== Problem ==
Please give the count of lines below with the string "list" in them, and no other words.

== Input records ==

-=-=-=-=-

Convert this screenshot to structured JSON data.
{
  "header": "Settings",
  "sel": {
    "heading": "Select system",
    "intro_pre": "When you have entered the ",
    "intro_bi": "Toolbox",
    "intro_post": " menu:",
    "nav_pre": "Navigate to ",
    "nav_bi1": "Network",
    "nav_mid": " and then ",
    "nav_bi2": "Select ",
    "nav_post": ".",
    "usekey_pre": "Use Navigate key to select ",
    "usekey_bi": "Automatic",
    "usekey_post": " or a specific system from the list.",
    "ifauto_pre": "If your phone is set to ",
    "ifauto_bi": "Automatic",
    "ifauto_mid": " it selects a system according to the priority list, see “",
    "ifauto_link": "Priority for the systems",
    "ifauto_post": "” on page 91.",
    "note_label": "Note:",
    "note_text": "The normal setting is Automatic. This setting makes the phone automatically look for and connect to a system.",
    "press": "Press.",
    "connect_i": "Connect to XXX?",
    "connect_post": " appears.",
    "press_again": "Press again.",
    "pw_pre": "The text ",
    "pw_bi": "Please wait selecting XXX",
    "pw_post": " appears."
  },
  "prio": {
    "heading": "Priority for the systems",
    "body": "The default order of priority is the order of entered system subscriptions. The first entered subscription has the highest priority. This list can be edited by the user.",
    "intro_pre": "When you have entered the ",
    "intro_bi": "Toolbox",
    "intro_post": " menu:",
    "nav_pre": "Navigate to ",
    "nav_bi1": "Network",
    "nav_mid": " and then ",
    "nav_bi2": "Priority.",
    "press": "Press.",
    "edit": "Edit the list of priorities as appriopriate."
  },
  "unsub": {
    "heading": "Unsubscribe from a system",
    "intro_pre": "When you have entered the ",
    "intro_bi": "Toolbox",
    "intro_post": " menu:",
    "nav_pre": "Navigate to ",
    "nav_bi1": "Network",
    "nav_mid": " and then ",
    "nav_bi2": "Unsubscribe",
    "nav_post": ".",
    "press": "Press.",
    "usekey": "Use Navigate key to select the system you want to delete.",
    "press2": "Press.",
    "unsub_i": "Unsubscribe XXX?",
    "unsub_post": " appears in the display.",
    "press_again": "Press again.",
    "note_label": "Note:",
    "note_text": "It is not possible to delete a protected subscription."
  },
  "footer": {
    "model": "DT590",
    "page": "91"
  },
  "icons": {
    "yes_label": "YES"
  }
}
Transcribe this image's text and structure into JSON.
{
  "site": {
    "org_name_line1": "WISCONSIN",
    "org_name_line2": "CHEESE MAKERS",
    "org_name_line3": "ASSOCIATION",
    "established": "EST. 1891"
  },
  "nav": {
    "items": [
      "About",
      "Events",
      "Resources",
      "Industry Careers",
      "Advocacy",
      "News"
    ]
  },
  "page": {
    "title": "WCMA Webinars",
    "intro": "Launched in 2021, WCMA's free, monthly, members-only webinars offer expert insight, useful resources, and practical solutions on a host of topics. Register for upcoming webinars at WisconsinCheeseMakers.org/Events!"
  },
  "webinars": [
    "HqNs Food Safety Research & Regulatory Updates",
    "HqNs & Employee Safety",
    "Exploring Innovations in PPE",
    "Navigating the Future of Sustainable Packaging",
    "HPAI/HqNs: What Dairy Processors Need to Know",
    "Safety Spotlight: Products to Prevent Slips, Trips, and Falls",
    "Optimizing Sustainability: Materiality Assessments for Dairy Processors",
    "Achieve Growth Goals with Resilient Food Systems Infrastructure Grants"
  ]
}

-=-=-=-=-

== Answer box ==
4